While there are many states who implement no-fault divorce laws, South Carolina is not one of them. While the state does allow a no-fault divorce to take place on the condition that spouses live separate from one another for at least one year, if you are looking to legally end your marriage by other means, you will need grounds to do so.
Of course, it is not always a matter of simply making a claim against your spouse, hiring an attorney and filing paperwork. Let’s start by looking at what the state considers viable reasons for divorcing your spouse:
- Physical cruelty
- Habitual drunkenness
- Drug addiction
These claims, of course, will need to be proven by the spouse filing for divorce and their family law attorney.
Possible defenses for a fault divorce
There are cases in which a spouse who has received Summons and Complaint may choose to argue in defense against these grounds. Their defense will depend on the specifics of the claim itself.
For example, “condonation” is a claim the defending spouse may make if the filing spouse was aware of the defending spouse’s actions and consented to continue the marriage or otherwise forgave the defending spouse. In other words, the filing spouse condoned the actions of the divorcing spouse prior to filing for divorce.

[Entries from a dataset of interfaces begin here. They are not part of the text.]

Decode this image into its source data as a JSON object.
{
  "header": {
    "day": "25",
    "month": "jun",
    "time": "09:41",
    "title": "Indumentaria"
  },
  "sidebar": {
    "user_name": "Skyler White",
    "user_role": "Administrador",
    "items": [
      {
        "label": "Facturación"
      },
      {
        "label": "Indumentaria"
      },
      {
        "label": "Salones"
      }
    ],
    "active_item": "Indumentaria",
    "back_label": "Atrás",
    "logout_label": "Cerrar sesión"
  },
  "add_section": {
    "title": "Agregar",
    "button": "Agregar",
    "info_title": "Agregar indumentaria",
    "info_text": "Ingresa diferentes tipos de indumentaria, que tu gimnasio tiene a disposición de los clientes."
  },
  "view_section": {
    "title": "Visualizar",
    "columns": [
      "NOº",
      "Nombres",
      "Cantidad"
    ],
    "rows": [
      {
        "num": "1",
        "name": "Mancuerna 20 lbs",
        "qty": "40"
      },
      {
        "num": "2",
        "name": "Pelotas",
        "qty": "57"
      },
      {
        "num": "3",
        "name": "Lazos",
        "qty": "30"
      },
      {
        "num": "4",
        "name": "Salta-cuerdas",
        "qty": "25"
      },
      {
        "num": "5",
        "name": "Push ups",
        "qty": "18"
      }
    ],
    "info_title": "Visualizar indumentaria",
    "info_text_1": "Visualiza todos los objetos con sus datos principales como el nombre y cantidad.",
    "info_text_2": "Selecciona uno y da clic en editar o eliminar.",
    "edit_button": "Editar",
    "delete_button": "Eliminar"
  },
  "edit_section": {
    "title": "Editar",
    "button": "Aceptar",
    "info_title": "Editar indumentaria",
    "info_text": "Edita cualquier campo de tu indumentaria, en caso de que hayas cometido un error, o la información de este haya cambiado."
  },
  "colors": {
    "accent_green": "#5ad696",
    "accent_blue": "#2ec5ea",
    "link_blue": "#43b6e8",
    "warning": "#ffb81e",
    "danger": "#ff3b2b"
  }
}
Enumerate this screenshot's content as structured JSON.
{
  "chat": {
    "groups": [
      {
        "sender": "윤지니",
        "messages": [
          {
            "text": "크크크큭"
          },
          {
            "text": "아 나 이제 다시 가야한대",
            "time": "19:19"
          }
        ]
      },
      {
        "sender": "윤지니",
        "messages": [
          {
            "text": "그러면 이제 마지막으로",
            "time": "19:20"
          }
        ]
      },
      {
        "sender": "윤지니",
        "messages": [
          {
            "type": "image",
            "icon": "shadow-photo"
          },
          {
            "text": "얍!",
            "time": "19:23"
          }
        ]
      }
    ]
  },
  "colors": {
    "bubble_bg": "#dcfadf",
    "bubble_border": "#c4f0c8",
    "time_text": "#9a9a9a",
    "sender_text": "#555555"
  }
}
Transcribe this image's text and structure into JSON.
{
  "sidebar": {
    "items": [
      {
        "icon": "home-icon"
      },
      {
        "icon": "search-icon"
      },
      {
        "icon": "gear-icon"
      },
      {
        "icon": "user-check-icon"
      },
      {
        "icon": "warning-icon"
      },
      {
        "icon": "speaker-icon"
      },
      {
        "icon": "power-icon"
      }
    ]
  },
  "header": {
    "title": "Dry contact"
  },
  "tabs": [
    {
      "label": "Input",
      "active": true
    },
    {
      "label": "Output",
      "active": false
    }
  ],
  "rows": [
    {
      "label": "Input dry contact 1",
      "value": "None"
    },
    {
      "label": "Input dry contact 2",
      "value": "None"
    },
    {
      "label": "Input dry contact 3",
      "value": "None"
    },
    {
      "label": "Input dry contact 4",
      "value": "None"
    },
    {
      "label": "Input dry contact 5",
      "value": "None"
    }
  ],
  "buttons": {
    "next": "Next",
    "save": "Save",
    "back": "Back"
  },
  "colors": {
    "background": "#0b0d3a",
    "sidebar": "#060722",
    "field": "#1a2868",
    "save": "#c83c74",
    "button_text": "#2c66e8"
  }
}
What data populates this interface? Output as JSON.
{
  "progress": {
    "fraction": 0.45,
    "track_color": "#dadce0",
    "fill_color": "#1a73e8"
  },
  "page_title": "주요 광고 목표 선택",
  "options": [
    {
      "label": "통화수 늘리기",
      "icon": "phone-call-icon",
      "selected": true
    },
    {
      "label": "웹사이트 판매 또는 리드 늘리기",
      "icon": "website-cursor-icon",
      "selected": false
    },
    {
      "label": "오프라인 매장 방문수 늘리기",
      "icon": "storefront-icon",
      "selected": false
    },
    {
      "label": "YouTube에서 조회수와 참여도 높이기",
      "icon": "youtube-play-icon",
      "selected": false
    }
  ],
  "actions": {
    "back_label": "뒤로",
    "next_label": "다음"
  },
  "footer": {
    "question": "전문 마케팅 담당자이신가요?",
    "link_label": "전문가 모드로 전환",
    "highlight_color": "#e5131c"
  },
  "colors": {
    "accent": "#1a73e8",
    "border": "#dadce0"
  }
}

Another possible defense falls under provocation. In this case, the filing spouse may have provoked the other into the very conduct that they now claim are grounds for a divorce. The possible grounds and defenses vary case-by-case and the details will need to be reviewed by your attorney to determine your best steps moving forward.